(Records to use)

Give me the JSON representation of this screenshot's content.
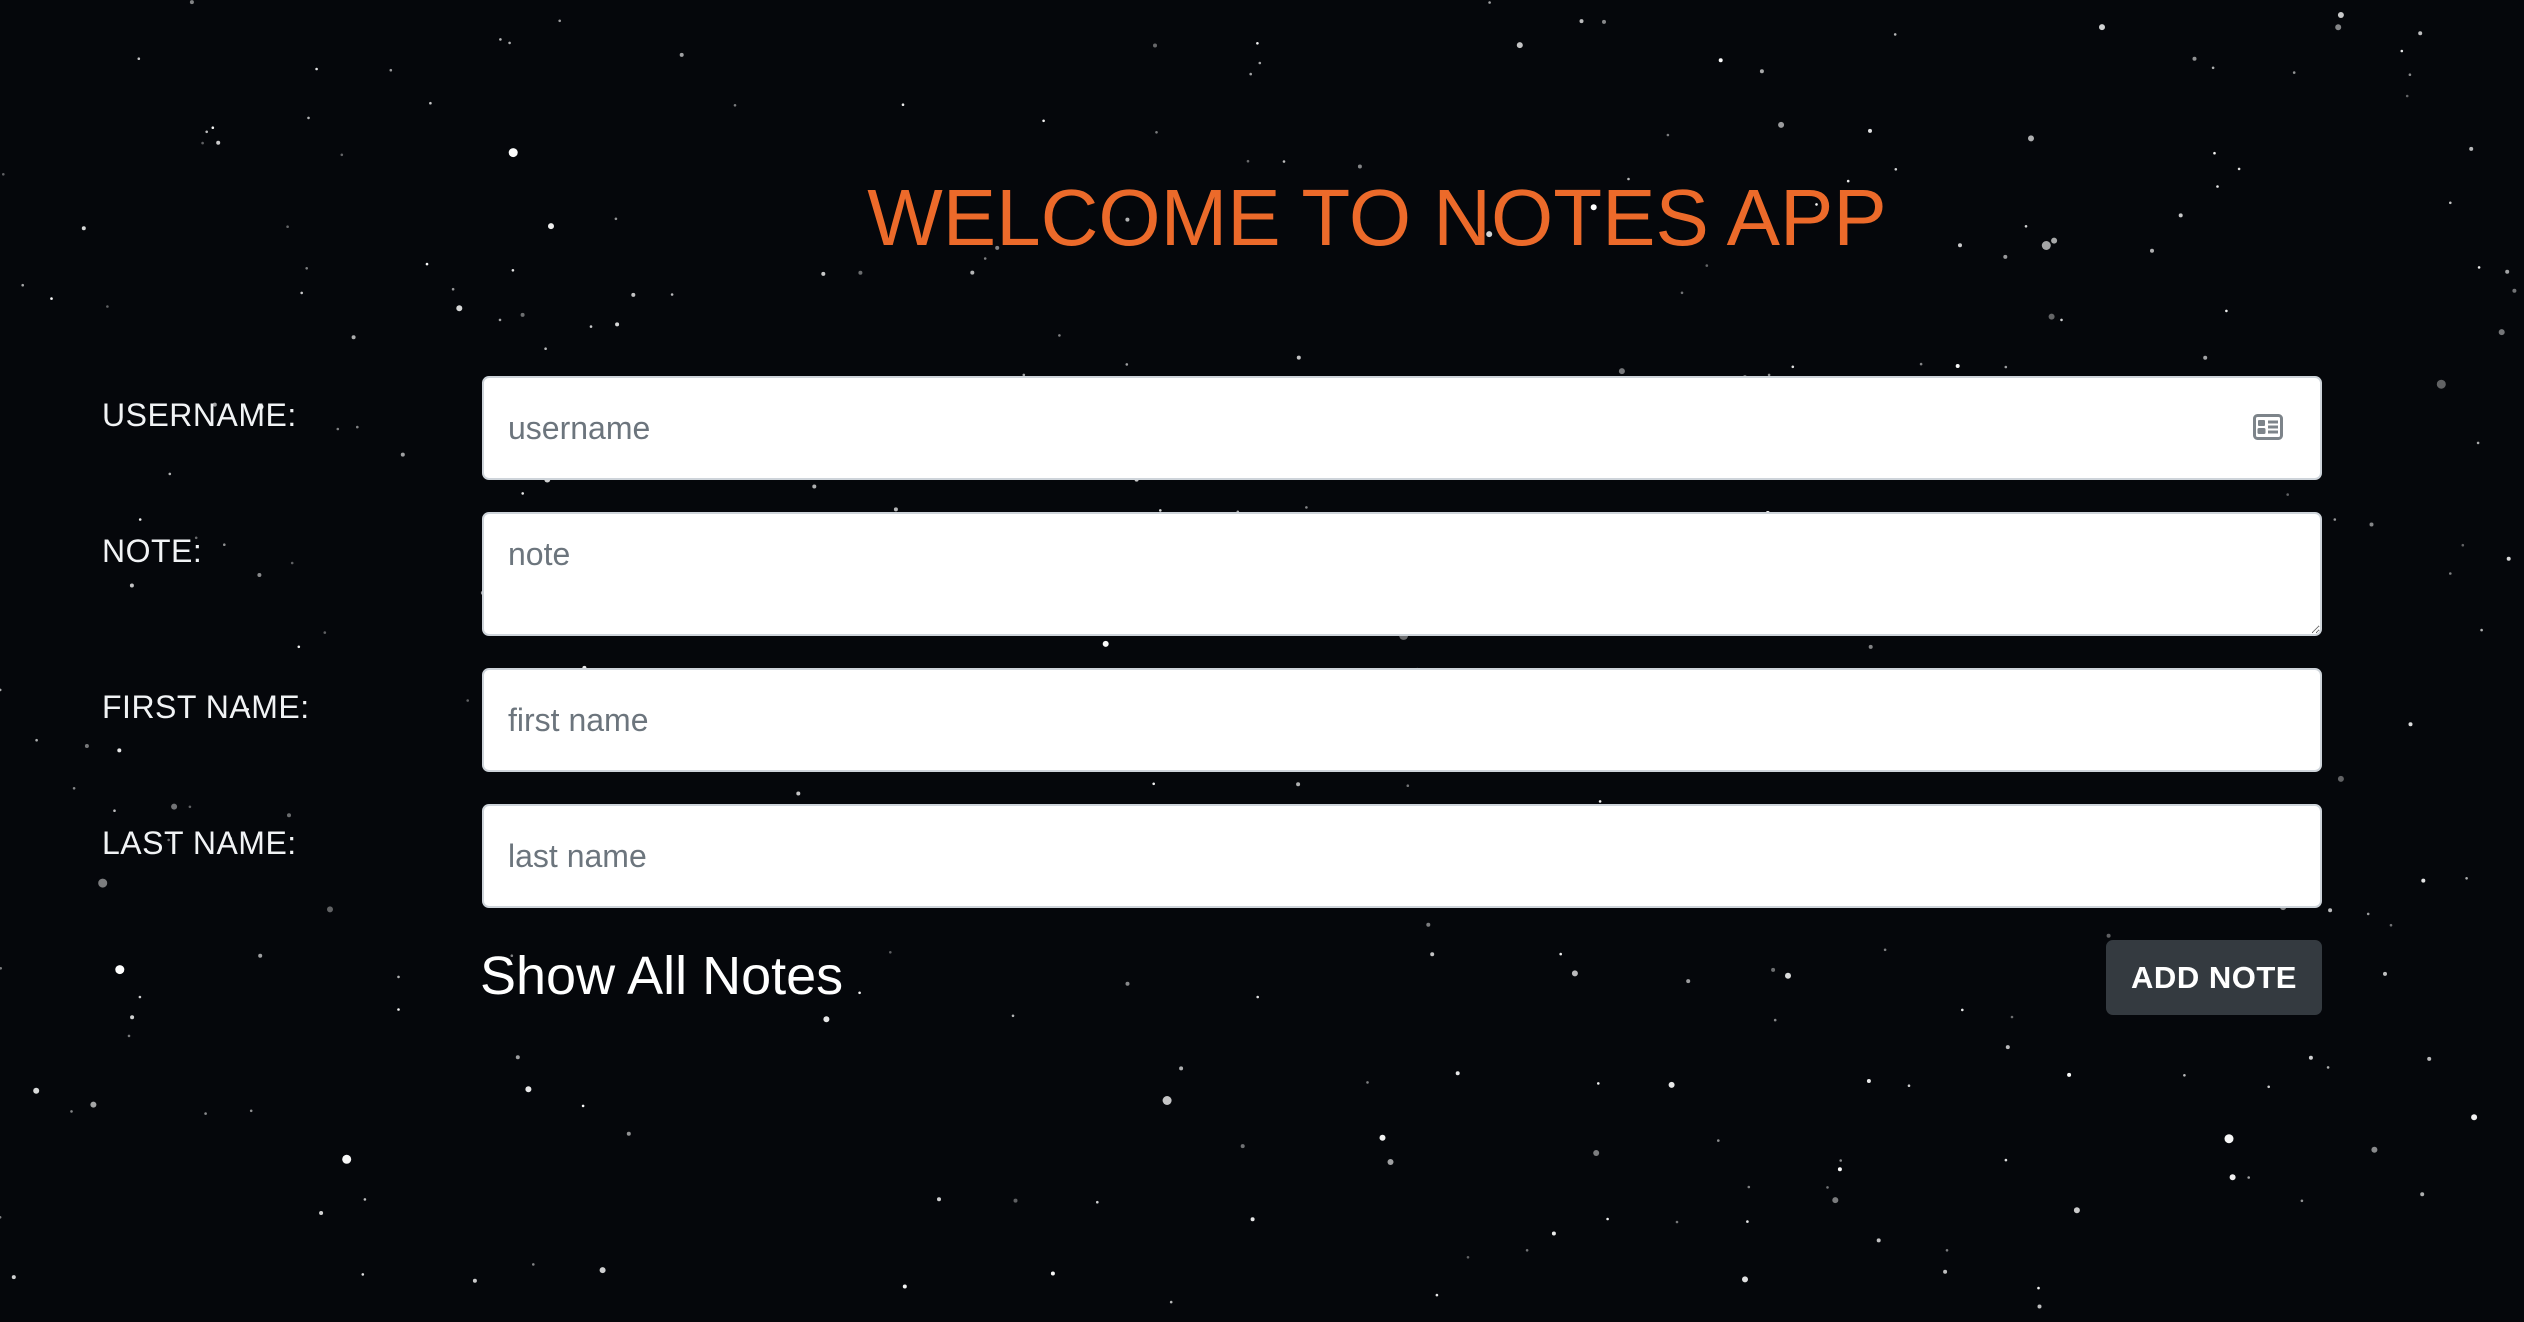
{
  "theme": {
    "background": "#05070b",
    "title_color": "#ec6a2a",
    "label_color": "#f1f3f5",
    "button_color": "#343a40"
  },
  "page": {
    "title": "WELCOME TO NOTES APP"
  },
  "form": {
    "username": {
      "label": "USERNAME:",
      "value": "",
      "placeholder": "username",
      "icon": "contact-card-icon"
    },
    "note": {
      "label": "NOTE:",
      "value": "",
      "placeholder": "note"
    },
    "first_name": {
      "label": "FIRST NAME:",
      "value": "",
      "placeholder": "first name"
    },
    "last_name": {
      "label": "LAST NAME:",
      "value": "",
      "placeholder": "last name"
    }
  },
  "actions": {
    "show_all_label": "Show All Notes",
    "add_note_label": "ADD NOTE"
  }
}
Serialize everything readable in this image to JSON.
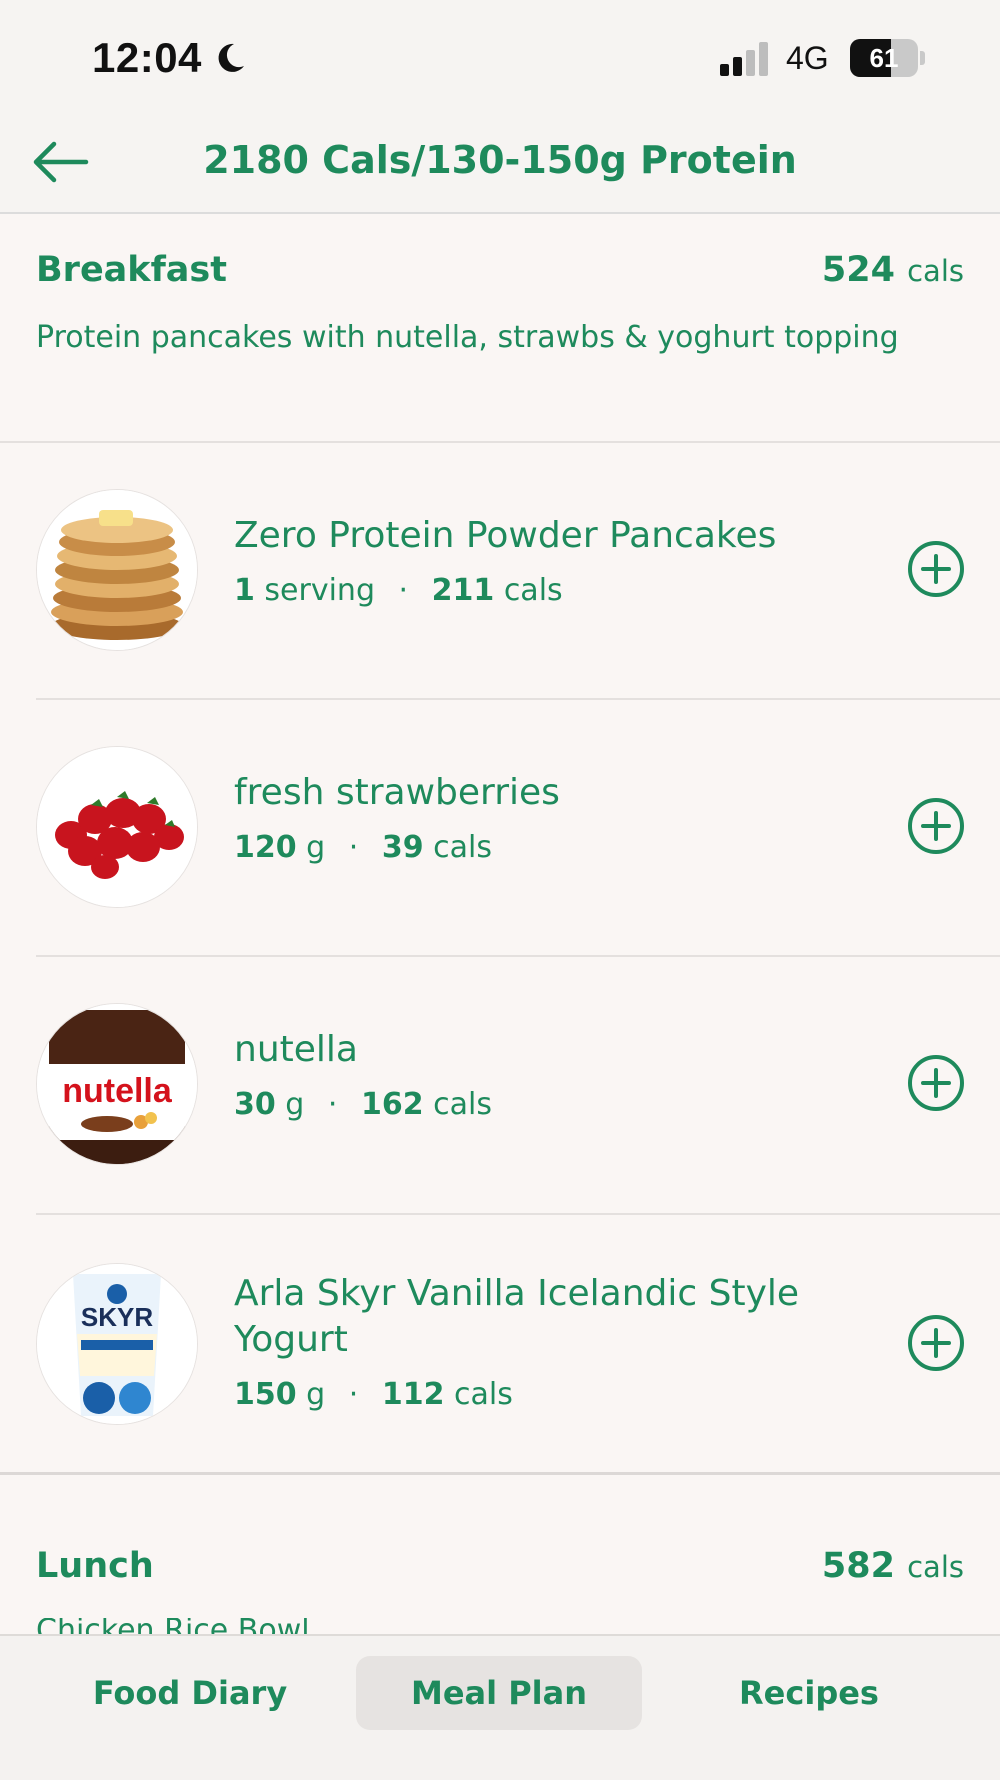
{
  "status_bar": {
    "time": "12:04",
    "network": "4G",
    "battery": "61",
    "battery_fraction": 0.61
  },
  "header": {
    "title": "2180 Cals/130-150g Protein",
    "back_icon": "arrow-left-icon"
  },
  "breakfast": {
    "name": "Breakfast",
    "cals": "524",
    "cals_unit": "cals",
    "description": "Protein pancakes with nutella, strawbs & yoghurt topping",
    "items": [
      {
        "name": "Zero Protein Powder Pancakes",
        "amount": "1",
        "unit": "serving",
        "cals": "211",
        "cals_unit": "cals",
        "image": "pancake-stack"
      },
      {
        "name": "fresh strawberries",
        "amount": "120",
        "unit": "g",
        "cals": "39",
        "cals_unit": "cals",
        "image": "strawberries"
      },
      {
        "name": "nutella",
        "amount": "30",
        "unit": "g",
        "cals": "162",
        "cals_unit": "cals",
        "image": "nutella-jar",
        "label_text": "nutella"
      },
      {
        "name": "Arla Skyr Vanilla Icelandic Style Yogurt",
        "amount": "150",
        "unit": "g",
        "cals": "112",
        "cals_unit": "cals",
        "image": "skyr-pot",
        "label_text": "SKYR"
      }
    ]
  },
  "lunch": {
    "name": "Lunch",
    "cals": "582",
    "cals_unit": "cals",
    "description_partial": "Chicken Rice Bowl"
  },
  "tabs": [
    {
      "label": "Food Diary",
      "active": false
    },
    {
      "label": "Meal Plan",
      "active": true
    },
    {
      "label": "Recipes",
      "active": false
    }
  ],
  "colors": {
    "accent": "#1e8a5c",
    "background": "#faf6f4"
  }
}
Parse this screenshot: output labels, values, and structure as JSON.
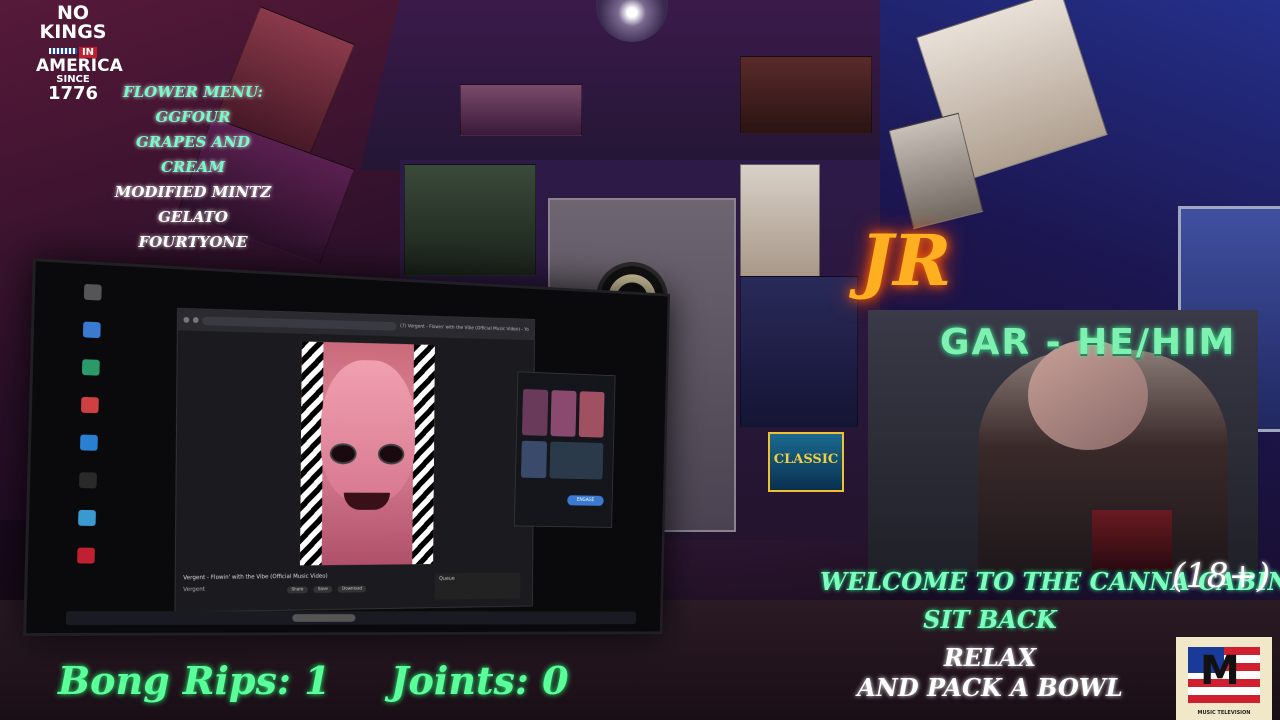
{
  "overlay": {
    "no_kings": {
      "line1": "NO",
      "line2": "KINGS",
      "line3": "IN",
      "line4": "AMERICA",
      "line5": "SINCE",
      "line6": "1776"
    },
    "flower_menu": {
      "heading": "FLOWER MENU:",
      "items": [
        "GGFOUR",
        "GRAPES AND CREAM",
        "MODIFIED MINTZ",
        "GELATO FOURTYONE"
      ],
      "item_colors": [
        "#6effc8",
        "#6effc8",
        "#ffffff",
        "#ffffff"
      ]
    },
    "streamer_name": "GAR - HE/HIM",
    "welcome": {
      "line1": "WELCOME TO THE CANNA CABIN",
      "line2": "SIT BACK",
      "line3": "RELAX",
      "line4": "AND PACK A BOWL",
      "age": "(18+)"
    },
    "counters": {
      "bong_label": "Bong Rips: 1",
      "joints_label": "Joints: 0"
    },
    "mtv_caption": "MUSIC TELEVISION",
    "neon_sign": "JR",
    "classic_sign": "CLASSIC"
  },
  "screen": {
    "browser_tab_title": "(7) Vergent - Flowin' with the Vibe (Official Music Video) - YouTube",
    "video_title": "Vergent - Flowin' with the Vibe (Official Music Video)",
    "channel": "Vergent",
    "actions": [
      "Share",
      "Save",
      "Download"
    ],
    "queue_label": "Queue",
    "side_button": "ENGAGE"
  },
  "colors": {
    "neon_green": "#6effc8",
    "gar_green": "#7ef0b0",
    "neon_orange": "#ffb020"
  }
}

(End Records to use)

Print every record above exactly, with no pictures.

Give me the JSON representation of this screenshot's content.
{
  "theme": {
    "background": "#05070b",
    "title_color": "#ec6a2a",
    "label_color": "#f1f3f5",
    "button_color": "#343a40"
  },
  "page": {
    "title": "WELCOME TO NOTES APP"
  },
  "form": {
    "username": {
      "label": "USERNAME:",
      "value": "",
      "placeholder": "username",
      "icon": "contact-card-icon"
    },
    "note": {
      "label": "NOTE:",
      "value": "",
      "placeholder": "note"
    },
    "first_name": {
      "label": "FIRST NAME:",
      "value": "",
      "placeholder": "first name"
    },
    "last_name": {
      "label": "LAST NAME:",
      "value": "",
      "placeholder": "last name"
    }
  },
  "actions": {
    "show_all_label": "Show All Notes",
    "add_note_label": "ADD NOTE"
  }
}
Serialize everything readable in this image to JSON.
{
  "status_bar": {
    "time": "12:04",
    "network": "4G",
    "battery": "61",
    "battery_fraction": 0.61
  },
  "header": {
    "title": "2180 Cals/130-150g Protein",
    "back_icon": "arrow-left-icon"
  },
  "breakfast": {
    "name": "Breakfast",
    "cals": "524",
    "cals_unit": "cals",
    "description": "Protein pancakes with nutella, strawbs & yoghurt topping",
    "items": [
      {
        "name": "Zero Protein Powder Pancakes",
        "amount": "1",
        "unit": "serving",
        "cals": "211",
        "cals_unit": "cals",
        "image": "pancake-stack"
      },
      {
        "name": "fresh strawberries",
        "amount": "120",
        "unit": "g",
        "cals": "39",
        "cals_unit": "cals",
        "image": "strawberries"
      },
      {
        "name": "nutella",
        "amount": "30",
        "unit": "g",
        "cals": "162",
        "cals_unit": "cals",
        "image": "nutella-jar",
        "label_text": "nutella"
      },
      {
        "name": "Arla Skyr Vanilla Icelandic Style Yogurt",
        "amount": "150",
        "unit": "g",
        "cals": "112",
        "cals_unit": "cals",
        "image": "skyr-pot",
        "label_text": "SKYR"
      }
    ]
  },
  "lunch": {
    "name": "Lunch",
    "cals": "582",
    "cals_unit": "cals",
    "description_partial": "Chicken Rice Bowl"
  },
  "tabs": [
    {
      "label": "Food Diary",
      "active": false
    },
    {
      "label": "Meal Plan",
      "active": true
    },
    {
      "label": "Recipes",
      "active": false
    }
  ],
  "colors": {
    "accent": "#1e8a5c",
    "background": "#faf6f4"
  }
}
Parse this screenshot: output labels, values, and structure as JSON.
{
  "overlay": {
    "no_kings": {
      "line1": "NO",
      "line2": "KINGS",
      "line3": "IN",
      "line4": "AMERICA",
      "line5": "SINCE",
      "line6": "1776"
    },
    "flower_menu": {
      "heading": "FLOWER MENU:",
      "items": [
        "GGFOUR",
        "GRAPES AND CREAM",
        "MODIFIED MINTZ",
        "GELATO FOURTYONE"
      ],
      "item_colors": [
        "#6effc8",
        "#6effc8",
        "#ffffff",
        "#ffffff"
      ]
    },
    "streamer_name": "GAR - HE/HIM",
    "welcome": {
      "line1": "WELCOME TO THE CANNA CABIN",
      "line2": "SIT BACK",
      "line3": "RELAX",
      "line4": "AND PACK A BOWL",
      "age": "(18+)"
    },
    "counters": {
      "bong_label": "Bong Rips: 1",
      "joints_label": "Joints: 0"
    },
    "mtv_caption": "MUSIC TELEVISION",
    "neon_sign": "JR",
    "classic_sign": "CLASSIC"
  },
  "screen": {
    "browser_tab_title": "(7) Vergent - Flowin' with the Vibe (Official Music Video) - YouTube",
    "video_title": "Vergent - Flowin' with the Vibe (Official Music Video)",
    "channel": "Vergent",
    "actions": [
      "Share",
      "Save",
      "Download"
    ],
    "queue_label": "Queue",
    "side_button": "ENGAGE"
  },
  "colors": {
    "neon_green": "#6effc8",
    "gar_green": "#7ef0b0",
    "neon_orange": "#ffb020"
  }
}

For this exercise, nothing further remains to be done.